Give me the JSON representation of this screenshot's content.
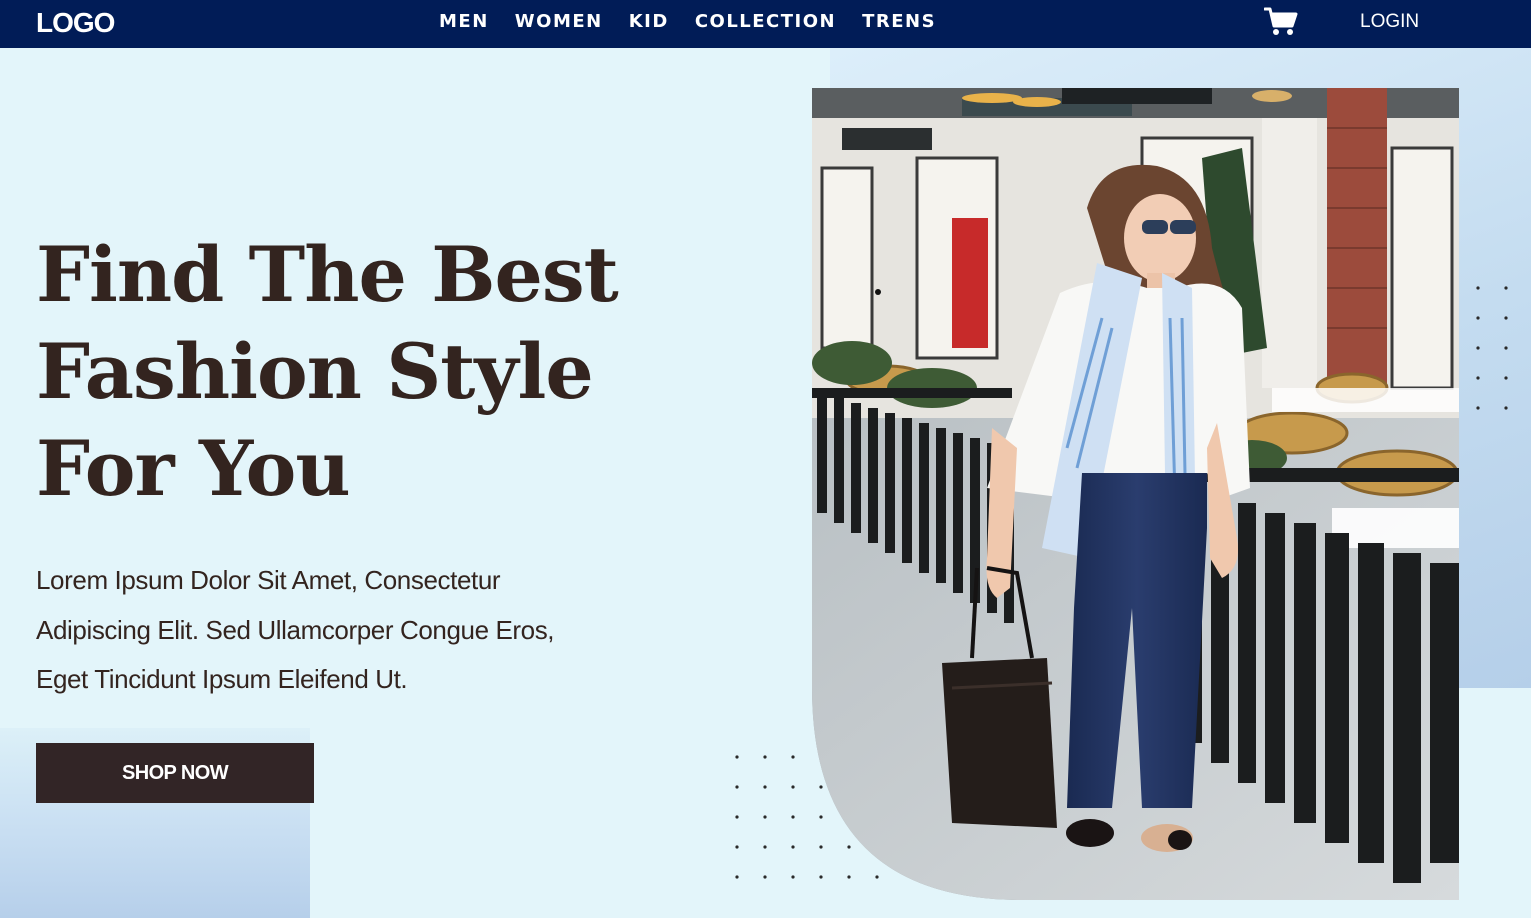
{
  "header": {
    "logo": "LOGO",
    "nav": [
      "MEN",
      "WOMEN",
      "KID",
      "COLLECTION",
      "TRENS"
    ],
    "cart_icon": "shopping-cart-icon",
    "login": "LOGIN"
  },
  "hero": {
    "headline_lines": [
      "Find The Best",
      "Fashion Style",
      "For You"
    ],
    "body_lines": [
      "Lorem Ipsum Dolor Sit Amet, Consectetur",
      "Adipiscing Elit. Sed Ullamcorper Congue Eros,",
      "Eget Tincidunt Ipsum Eleifend Ut."
    ],
    "cta": "SHOP NOW"
  },
  "colors": {
    "header_bg": "#011c57",
    "page_bg": "#e3f5fa",
    "text_dark": "#33241f",
    "button_bg": "#322526"
  }
}
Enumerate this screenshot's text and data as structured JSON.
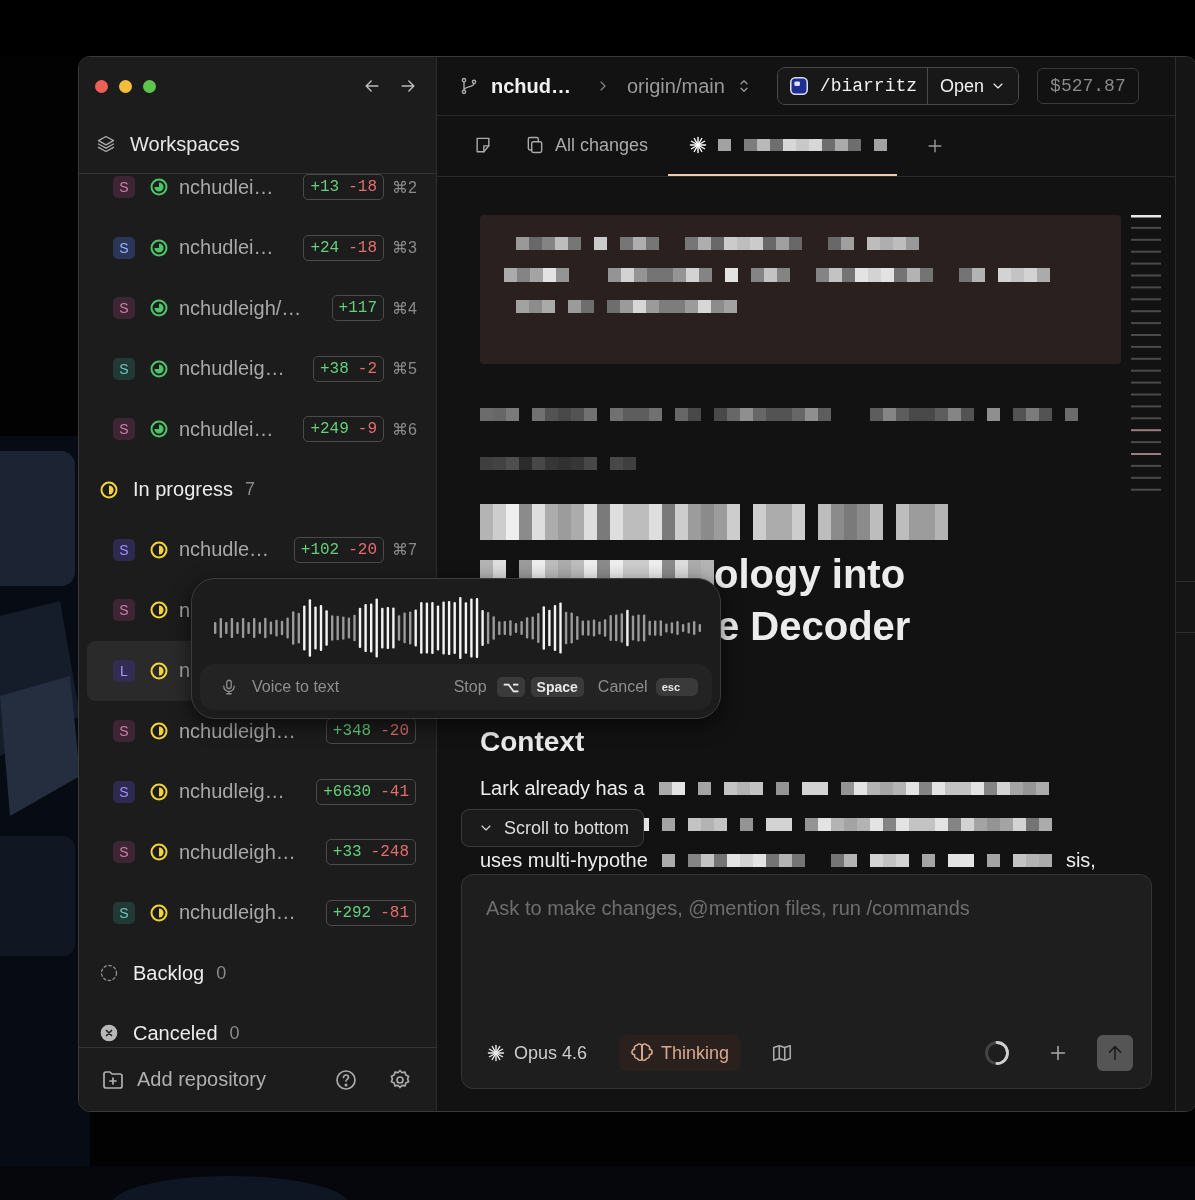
{
  "sidebar": {
    "title": "Workspaces",
    "sections": [
      {
        "rows": [
          {
            "avatar": "S",
            "color": "#3d2533",
            "kind": "done",
            "name": "nchudlei…",
            "added": "+13",
            "removed": "-18",
            "shortcut": "⌘2",
            "selected": false
          },
          {
            "avatar": "S",
            "color": "#2b3558",
            "kind": "done",
            "name": "nchudlei…",
            "added": "+24",
            "removed": "-18",
            "shortcut": "⌘3",
            "selected": false
          },
          {
            "avatar": "S",
            "color": "#3d2533",
            "kind": "done",
            "name": "nchudleigh/…",
            "added": "+117",
            "shortcut": "⌘4",
            "selected": false
          },
          {
            "avatar": "S",
            "color": "#213a36",
            "kind": "done",
            "name": "nchudleig…",
            "added": "+38",
            "removed": "-2",
            "shortcut": "⌘5",
            "selected": false
          },
          {
            "avatar": "S",
            "color": "#3d2533",
            "kind": "done",
            "name": "nchudlei…",
            "added": "+249",
            "removed": "-9",
            "shortcut": "⌘6",
            "selected": false
          }
        ]
      },
      {
        "kind": "in_progress",
        "title": "In progress",
        "count": "7",
        "rows": [
          {
            "avatar": "S",
            "color": "#2e2a4f",
            "kind": "in_progress",
            "name": "nchudle…",
            "added": "+102",
            "removed": "-20",
            "shortcut": "⌘7",
            "selected": false
          },
          {
            "avatar": "S",
            "color": "#3d2533",
            "kind": "in_progress",
            "name": "n",
            "selected": false
          },
          {
            "avatar": "L",
            "color": "#322b52",
            "kind": "in_progress",
            "name": "n",
            "selected": true
          },
          {
            "avatar": "S",
            "color": "#3d2533",
            "kind": "in_progress",
            "name": "nchudleigh…",
            "added": "+348",
            "removed": "-20",
            "selected": false
          },
          {
            "avatar": "S",
            "color": "#2e2a4f",
            "kind": "in_progress",
            "name": "nchudleig…",
            "added": "+6630",
            "removed": "-41",
            "selected": false
          },
          {
            "avatar": "S",
            "color": "#3d2533",
            "kind": "in_progress",
            "name": "nchudleigh…",
            "added": "+33",
            "removed": "-248",
            "selected": false
          },
          {
            "avatar": "S",
            "color": "#213a36",
            "kind": "in_progress",
            "name": "nchudleigh…",
            "added": "+292",
            "removed": "-81",
            "selected": false
          }
        ]
      },
      {
        "kind": "backlog",
        "title": "Backlog",
        "count": "0"
      },
      {
        "kind": "canceled",
        "title": "Canceled",
        "count": "0"
      }
    ],
    "footer": {
      "add_label": "Add repository"
    }
  },
  "header": {
    "repo": "nchud…",
    "branch": "origin/main",
    "path": "/biarritz",
    "open_label": "Open",
    "cost": "$527.87"
  },
  "tabs": [
    {
      "kind": "notes",
      "selected": false
    },
    {
      "kind": "changes",
      "label": "All changes",
      "selected": false
    },
    {
      "kind": "chat",
      "selected": true
    }
  ],
  "document": {
    "blocks": [
      {
        "kind": "callout"
      },
      {
        "kind": "redacted_paragraph"
      },
      {
        "kind": "heading",
        "lines": [
          [
            {
              "kind": "redacted"
            }
          ],
          [
            {
              "kind": "redacted"
            },
            {
              "kind": "text",
              "text": "ology into"
            }
          ],
          [
            {
              "kind": "covered"
            },
            {
              "kind": "text",
              "text": "e Decoder"
            }
          ]
        ]
      },
      {
        "kind": "subheading",
        "text": "Context"
      },
      {
        "kind": "paragraph",
        "lines": [
          [
            {
              "kind": "text",
              "text": "Lark already has a"
            },
            {
              "kind": "redacted"
            }
          ],
          [
            {
              "kind": "redacted"
            }
          ],
          [
            {
              "kind": "text",
              "text": "uses multi-hypothe"
            },
            {
              "kind": "redacted"
            },
            {
              "kind": "text",
              "text": "sis,"
            }
          ]
        ]
      }
    ]
  },
  "scroll_button": {
    "label": "Scroll to bottom"
  },
  "composer": {
    "placeholder": "Ask to make changes, @mention files, run /commands",
    "model": "Opus 4.6",
    "thinking": {
      "label": "Thinking",
      "on": true
    }
  },
  "voice_popup": {
    "label": "Voice to text",
    "stop_label": "Stop",
    "stop_keys": [
      "⌥",
      "Space"
    ],
    "cancel_label": "Cancel",
    "cancel_key": "esc"
  }
}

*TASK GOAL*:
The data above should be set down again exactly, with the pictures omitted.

*RESPONSE AREA*:
Give me the JSON representation of this screenshot's content.
{
  "header": {
    "logo": "LOGO",
    "nav": [
      "MEN",
      "WOMEN",
      "KID",
      "COLLECTION",
      "TRENS"
    ],
    "cart_icon": "shopping-cart-icon",
    "login": "LOGIN"
  },
  "hero": {
    "headline_lines": [
      "Find The Best",
      "Fashion Style",
      "For You"
    ],
    "body_lines": [
      "Lorem Ipsum Dolor Sit Amet, Consectetur",
      "Adipiscing Elit. Sed Ullamcorper Congue Eros,",
      "Eget Tincidunt Ipsum Eleifend Ut."
    ],
    "cta": "SHOP NOW"
  },
  "colors": {
    "header_bg": "#011c57",
    "page_bg": "#e3f5fa",
    "text_dark": "#33241f",
    "button_bg": "#322526"
  }
}
Enumerate this screenshot's text and data as structured JSON.
{
  "sidebar": {
    "title": "Workspaces",
    "sections": [
      {
        "rows": [
          {
            "avatar": "S",
            "color": "#3d2533",
            "kind": "done",
            "name": "nchudlei…",
            "added": "+13",
            "removed": "-18",
            "shortcut": "⌘2",
            "selected": false
          },
          {
            "avatar": "S",
            "color": "#2b3558",
            "kind": "done",
            "name": "nchudlei…",
            "added": "+24",
            "removed": "-18",
            "shortcut": "⌘3",
            "selected": false
          },
          {
            "avatar": "S",
            "color": "#3d2533",
            "kind": "done",
            "name": "nchudleigh/…",
            "added": "+117",
            "shortcut": "⌘4",
            "selected": false
          },
          {
            "avatar": "S",
            "color": "#213a36",
            "kind": "done",
            "name": "nchudleig…",
            "added": "+38",
            "removed": "-2",
            "shortcut": "⌘5",
            "selected": false
          },
          {
            "avatar": "S",
            "color": "#3d2533",
            "kind": "done",
            "name": "nchudlei…",
            "added": "+249",
            "removed": "-9",
            "shortcut": "⌘6",
            "selected": false
          }
        ]
      },
      {
        "kind": "in_progress",
        "title": "In progress",
        "count": "7",
        "rows": [
          {
            "avatar": "S",
            "color": "#2e2a4f",
            "kind": "in_progress",
            "name": "nchudle…",
            "added": "+102",
            "removed": "-20",
            "shortcut": "⌘7",
            "selected": false
          },
          {
            "avatar": "S",
            "color": "#3d2533",
            "kind": "in_progress",
            "name": "n",
            "selected": false
          },
          {
            "avatar": "L",
            "color": "#322b52",
            "kind": "in_progress",
            "name": "n",
            "selected": true
          },
          {
            "avatar": "S",
            "color": "#3d2533",
            "kind": "in_progress",
            "name": "nchudleigh…",
            "added": "+348",
            "removed": "-20",
            "selected": false
          },
          {
            "avatar": "S",
            "color": "#2e2a4f",
            "kind": "in_progress",
            "name": "nchudleig…",
            "added": "+6630",
            "removed": "-41",
            "selected": false
          },
          {
            "avatar": "S",
            "color": "#3d2533",
            "kind": "in_progress",
            "name": "nchudleigh…",
            "added": "+33",
            "removed": "-248",
            "selected": false
          },
          {
            "avatar": "S",
            "color": "#213a36",
            "kind": "in_progress",
            "name": "nchudleigh…",
            "added": "+292",
            "removed": "-81",
            "selected": false
          }
        ]
      },
      {
        "kind": "backlog",
        "title": "Backlog",
        "count": "0"
      },
      {
        "kind": "canceled",
        "title": "Canceled",
        "count": "0"
      }
    ],
    "footer": {
      "add_label": "Add repository"
    }
  },
  "header": {
    "repo": "nchud…",
    "branch": "origin/main",
    "path": "/biarritz",
    "open_label": "Open",
    "cost": "$527.87"
  },
  "tabs": [
    {
      "kind": "notes",
      "selected": false
    },
    {
      "kind": "changes",
      "label": "All changes",
      "selected": false
    },
    {
      "kind": "chat",
      "selected": true
    }
  ],
  "document": {
    "blocks": [
      {
        "kind": "callout"
      },
      {
        "kind": "redacted_paragraph"
      },
      {
        "kind": "heading",
        "lines": [
          [
            {
              "kind": "redacted"
            }
          ],
          [
            {
              "kind": "redacted"
            },
            {
              "kind": "text",
              "text": "ology into"
            }
          ],
          [
            {
              "kind": "covered"
            },
            {
              "kind": "text",
              "text": "e Decoder"
            }
          ]
        ]
      },
      {
        "kind": "subheading",
        "text": "Context"
      },
      {
        "kind": "paragraph",
        "lines": [
          [
            {
              "kind": "text",
              "text": "Lark already has a"
            },
            {
              "kind": "redacted"
            }
          ],
          [
            {
              "kind": "redacted"
            }
          ],
          [
            {
              "kind": "text",
              "text": "uses multi-hypothe"
            },
            {
              "kind": "redacted"
            },
            {
              "kind": "text",
              "text": "sis,"
            }
          ]
        ]
      }
    ]
  },
  "scroll_button": {
    "label": "Scroll to bottom"
  },
  "composer": {
    "placeholder": "Ask to make changes, @mention files, run /commands",
    "model": "Opus 4.6",
    "thinking": {
      "label": "Thinking",
      "on": true
    }
  },
  "voice_popup": {
    "label": "Voice to text",
    "stop_label": "Stop",
    "stop_keys": [
      "⌥",
      "Space"
    ],
    "cancel_label": "Cancel",
    "cancel_key": "esc"
  }
}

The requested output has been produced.